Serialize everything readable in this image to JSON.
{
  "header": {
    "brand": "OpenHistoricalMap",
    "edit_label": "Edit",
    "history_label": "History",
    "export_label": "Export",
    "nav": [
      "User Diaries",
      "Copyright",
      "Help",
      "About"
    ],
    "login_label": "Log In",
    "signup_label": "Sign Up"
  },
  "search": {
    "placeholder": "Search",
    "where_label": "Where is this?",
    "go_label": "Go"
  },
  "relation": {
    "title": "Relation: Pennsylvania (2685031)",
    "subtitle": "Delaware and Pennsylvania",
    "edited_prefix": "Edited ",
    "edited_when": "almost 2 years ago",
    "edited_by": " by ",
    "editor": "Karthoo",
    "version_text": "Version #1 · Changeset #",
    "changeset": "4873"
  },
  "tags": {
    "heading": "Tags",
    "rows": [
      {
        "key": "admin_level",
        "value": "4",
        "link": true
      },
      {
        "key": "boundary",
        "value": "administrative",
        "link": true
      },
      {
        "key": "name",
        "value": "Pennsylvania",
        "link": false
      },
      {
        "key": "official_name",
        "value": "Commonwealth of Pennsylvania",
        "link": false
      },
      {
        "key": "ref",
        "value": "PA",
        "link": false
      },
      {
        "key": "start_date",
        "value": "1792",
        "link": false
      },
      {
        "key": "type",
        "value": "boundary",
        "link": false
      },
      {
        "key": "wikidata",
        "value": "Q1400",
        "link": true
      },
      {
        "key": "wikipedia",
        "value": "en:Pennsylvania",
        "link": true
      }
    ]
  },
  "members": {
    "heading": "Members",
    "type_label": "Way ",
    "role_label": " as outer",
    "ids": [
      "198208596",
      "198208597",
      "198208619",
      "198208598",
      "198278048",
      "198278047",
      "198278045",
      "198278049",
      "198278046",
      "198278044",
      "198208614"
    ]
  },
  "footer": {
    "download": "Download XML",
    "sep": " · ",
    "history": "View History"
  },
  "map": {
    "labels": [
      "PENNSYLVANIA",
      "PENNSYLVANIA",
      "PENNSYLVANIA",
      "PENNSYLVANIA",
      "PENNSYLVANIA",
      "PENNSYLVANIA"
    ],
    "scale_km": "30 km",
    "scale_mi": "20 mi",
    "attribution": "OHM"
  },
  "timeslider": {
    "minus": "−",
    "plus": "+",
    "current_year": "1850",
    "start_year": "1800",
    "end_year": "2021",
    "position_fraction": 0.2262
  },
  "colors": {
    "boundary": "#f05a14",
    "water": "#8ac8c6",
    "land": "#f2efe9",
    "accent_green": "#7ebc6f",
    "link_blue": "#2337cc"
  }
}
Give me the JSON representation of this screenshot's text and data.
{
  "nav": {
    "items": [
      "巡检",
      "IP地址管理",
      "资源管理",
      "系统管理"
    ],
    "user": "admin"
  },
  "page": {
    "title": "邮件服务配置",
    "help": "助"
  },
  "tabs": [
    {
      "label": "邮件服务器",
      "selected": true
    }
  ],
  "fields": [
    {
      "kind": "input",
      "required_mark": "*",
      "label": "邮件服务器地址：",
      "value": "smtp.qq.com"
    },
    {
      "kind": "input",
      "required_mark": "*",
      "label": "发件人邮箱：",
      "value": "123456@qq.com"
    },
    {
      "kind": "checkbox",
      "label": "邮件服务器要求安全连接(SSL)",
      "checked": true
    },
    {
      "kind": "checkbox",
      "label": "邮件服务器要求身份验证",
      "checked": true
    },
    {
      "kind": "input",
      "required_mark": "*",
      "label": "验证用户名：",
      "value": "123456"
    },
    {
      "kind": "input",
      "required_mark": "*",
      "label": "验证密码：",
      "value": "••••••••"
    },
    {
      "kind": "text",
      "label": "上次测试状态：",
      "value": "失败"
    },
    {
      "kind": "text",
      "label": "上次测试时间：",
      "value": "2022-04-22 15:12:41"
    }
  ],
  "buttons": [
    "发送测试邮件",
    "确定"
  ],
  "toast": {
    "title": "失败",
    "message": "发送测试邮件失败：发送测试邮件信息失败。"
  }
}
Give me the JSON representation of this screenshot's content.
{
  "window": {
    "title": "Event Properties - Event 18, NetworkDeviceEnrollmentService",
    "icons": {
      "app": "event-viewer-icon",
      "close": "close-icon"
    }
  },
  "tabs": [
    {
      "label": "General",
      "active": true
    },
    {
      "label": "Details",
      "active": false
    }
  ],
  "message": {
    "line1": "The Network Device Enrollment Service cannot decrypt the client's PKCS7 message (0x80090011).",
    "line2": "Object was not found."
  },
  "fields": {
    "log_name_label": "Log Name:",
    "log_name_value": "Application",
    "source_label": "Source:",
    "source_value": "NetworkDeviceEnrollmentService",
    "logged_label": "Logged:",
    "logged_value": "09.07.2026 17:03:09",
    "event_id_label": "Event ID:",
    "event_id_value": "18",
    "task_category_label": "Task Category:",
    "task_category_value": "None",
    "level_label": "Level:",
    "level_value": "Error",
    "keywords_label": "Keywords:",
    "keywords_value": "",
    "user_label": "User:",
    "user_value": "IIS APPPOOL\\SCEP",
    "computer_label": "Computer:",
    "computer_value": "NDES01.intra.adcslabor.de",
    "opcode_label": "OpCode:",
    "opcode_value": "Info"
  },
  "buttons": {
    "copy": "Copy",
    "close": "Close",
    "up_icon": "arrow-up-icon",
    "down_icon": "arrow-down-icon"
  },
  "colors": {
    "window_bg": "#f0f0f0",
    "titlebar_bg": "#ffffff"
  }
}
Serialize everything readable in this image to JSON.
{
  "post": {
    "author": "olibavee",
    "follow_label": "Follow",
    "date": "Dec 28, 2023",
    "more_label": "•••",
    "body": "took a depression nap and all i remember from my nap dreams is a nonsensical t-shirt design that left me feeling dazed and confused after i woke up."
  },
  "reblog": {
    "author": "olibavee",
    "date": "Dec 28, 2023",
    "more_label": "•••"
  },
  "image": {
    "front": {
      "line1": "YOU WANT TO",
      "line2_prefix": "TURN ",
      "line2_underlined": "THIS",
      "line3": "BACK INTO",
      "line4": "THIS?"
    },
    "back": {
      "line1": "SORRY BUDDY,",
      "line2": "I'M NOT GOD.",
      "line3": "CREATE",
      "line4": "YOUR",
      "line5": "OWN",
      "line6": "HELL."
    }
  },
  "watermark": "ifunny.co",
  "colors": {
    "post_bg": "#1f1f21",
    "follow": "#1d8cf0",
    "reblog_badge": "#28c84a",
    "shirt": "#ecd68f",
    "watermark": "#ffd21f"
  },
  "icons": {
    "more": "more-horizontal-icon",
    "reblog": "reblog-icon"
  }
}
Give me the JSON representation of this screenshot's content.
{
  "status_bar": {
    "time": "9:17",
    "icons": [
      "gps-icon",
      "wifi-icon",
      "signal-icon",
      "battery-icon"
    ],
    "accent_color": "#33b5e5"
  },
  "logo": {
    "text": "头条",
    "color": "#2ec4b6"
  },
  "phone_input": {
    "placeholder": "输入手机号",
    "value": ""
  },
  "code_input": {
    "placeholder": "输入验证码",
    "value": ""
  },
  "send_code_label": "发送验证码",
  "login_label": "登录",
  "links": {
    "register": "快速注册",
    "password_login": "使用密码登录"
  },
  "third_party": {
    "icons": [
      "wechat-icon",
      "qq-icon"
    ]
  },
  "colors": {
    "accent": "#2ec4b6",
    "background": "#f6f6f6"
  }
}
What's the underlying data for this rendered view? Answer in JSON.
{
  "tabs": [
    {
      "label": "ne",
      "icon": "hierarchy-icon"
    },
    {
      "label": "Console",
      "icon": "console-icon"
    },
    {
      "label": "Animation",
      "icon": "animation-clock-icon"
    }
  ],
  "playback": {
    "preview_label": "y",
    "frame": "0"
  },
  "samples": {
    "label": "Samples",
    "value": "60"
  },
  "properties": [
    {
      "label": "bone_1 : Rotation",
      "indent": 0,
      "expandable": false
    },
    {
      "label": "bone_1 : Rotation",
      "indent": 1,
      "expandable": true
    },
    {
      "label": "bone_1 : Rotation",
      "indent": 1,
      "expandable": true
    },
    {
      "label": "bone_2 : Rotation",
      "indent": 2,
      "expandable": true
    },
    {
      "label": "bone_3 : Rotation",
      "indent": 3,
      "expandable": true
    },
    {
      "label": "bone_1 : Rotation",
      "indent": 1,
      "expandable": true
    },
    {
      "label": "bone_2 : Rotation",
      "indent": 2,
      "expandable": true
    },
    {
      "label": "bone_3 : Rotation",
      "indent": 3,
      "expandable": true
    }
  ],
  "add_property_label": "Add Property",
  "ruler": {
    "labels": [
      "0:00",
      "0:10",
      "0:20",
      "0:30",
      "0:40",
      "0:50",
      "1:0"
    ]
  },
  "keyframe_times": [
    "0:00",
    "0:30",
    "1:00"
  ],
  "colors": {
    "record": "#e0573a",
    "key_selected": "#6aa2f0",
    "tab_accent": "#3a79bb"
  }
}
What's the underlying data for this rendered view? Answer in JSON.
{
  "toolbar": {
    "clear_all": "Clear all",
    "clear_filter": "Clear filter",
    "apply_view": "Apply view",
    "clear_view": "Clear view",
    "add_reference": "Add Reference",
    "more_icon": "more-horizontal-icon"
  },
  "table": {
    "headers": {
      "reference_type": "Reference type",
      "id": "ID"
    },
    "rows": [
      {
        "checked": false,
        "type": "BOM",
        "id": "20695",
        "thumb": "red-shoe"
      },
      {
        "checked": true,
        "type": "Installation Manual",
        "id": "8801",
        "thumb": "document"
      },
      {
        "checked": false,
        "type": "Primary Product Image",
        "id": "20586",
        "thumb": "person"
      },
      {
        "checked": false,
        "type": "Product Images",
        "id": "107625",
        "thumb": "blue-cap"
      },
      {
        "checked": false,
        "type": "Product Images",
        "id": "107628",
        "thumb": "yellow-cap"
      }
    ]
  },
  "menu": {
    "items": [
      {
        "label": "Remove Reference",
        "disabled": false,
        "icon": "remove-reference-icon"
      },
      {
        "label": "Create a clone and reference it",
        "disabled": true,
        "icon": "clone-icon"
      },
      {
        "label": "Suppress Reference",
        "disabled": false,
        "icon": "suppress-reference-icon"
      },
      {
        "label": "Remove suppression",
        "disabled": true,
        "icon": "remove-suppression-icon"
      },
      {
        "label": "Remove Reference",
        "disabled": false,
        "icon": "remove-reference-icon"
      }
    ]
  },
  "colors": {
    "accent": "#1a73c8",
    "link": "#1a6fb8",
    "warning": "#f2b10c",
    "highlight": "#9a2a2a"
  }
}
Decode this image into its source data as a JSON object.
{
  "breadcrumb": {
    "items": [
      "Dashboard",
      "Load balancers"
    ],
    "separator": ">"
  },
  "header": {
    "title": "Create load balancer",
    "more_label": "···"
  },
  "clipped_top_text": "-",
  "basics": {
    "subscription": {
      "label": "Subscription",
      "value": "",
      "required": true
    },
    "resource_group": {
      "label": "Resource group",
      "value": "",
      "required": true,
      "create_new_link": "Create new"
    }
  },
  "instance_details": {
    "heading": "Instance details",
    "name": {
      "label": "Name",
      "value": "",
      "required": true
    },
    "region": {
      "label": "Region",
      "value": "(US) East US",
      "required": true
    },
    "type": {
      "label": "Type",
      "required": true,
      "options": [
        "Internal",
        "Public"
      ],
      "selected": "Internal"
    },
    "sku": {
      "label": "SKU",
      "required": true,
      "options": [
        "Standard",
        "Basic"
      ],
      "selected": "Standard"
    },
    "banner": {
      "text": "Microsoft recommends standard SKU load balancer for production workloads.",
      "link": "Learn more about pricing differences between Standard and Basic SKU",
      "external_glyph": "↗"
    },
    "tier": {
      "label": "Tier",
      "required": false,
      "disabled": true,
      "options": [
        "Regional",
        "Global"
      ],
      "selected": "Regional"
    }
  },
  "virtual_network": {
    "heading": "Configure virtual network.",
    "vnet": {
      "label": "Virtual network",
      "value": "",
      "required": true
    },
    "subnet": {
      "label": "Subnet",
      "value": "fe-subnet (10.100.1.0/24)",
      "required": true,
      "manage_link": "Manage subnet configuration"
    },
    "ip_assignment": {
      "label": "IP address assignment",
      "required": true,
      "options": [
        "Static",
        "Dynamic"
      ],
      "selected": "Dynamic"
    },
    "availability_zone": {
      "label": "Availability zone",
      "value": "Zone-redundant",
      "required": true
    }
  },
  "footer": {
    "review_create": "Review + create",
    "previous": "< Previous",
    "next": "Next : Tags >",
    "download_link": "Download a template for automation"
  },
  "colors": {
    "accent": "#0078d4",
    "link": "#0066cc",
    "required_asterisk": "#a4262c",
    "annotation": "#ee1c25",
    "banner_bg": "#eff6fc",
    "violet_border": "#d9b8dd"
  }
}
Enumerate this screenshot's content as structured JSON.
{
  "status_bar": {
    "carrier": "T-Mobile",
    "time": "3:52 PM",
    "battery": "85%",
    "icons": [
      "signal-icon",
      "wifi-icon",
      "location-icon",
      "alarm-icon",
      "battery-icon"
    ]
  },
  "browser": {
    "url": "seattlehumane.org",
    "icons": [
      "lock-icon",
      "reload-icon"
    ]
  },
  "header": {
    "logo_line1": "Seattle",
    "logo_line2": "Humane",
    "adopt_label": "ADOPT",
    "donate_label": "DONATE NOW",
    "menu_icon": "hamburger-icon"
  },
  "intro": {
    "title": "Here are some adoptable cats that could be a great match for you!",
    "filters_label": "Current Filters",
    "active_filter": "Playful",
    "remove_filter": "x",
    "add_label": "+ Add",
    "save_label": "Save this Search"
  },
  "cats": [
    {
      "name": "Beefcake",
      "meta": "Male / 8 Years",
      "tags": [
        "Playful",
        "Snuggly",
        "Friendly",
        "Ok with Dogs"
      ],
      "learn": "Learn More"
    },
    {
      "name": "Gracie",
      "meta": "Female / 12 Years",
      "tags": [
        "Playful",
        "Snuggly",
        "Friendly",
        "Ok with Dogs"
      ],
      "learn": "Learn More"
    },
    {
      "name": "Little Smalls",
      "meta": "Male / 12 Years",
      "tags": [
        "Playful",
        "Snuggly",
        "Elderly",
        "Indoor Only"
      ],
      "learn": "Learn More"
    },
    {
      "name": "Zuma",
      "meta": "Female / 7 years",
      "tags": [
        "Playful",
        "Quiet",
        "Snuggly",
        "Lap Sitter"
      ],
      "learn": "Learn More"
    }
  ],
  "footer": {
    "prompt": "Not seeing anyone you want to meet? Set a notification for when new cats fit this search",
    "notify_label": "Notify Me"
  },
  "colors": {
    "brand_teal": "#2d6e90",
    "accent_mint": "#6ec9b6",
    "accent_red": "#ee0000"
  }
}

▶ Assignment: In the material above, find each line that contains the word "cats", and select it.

▶ Output for this task:
    "title": "Here are some adoptable cats that could be a great match for you!",
  "cats": [
    "prompt": "Not seeing anyone you want to meet? Set a notification for when new cats fit this search",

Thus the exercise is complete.